ABOUT THIS TASK
Output every entry exactly as written.

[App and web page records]

=====

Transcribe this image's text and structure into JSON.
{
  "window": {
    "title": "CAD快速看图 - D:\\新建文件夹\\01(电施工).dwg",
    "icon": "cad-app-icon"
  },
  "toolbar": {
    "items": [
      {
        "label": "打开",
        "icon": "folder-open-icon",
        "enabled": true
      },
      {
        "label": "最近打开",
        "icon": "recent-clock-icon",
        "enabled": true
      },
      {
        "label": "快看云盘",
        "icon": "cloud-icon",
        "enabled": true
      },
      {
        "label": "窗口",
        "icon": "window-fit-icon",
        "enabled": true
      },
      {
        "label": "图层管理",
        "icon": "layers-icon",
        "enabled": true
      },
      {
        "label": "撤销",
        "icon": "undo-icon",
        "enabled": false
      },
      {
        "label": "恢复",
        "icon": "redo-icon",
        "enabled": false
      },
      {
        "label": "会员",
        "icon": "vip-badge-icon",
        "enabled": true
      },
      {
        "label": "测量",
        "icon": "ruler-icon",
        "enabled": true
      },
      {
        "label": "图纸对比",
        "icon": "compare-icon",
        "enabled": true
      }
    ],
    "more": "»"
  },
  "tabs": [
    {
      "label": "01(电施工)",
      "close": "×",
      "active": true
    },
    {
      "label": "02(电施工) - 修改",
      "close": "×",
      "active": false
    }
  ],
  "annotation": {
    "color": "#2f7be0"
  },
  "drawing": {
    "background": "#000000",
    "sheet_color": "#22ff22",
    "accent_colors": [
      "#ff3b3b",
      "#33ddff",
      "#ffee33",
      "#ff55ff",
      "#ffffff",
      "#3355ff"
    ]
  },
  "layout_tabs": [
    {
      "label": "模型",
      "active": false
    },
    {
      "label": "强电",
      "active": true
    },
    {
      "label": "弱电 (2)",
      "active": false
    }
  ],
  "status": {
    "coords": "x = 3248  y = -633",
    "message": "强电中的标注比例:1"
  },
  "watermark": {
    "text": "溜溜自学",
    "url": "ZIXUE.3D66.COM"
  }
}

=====

EXERCISE RESPONSE
Transcribe this image's text and structure into JSON.
{
  "window": {
    "title": "CAD快速看图 - D:\\新建文件夹\\01(电施工).dwg",
    "icon": "cad-app-icon"
  },
  "toolbar": {
    "items": [
      {
        "label": "打开",
        "icon": "folder-open-icon",
        "enabled": true
      },
      {
        "label": "最近打开",
        "icon": "recent-clock-icon",
        "enabled": true
      },
      {
        "label": "快看云盘",
        "icon": "cloud-icon",
        "enabled": true
      },
      {
        "label": "窗口",
        "icon": "window-fit-icon",
        "enabled": true
      },
      {
        "label": "图层管理",
        "icon": "layers-icon",
        "enabled": true
      },
      {
        "label": "撤销",
        "icon": "undo-icon",
        "enabled": false
      },
      {
        "label": "恢复",
        "icon": "redo-icon",
        "enabled": false
      },
      {
        "label": "会员",
        "icon": "vip-badge-icon",
        "enabled": true
      },
      {
        "label": "测量",
        "icon": "ruler-icon",
        "enabled": true
      },
      {
        "label": "图纸对比",
        "icon": "compare-icon",
        "enabled": true
      }
    ],
    "more": "»"
  },
  "tabs": [
    {
      "label": "01(电施工)",
      "close": "×",
      "active": true
    },
    {
      "label": "02(电施工) - 修改",
      "close": "×",
      "active": false
    }
  ],
  "annotation": {
    "color": "#2f7be0"
  },
  "drawing": {
    "background": "#000000",
    "sheet_color": "#22ff22",
    "accent_colors": [
      "#ff3b3b",
      "#33ddff",
      "#ffee33",
      "#ff55ff",
      "#ffffff",
      "#3355ff"
    ]
  },
  "layout_tabs": [
    {
      "label": "模型",
      "active": false
    },
    {
      "label": "强电",
      "active": true
    },
    {
      "label": "弱电 (2)",
      "active": false
    }
  ],
  "status": {
    "coords": "x = 3248  y = -633",
    "message": "强电中的标注比例:1"
  },
  "watermark": {
    "text": "溜溜自学",
    "url": "ZIXUE.3D66.COM"
  }
}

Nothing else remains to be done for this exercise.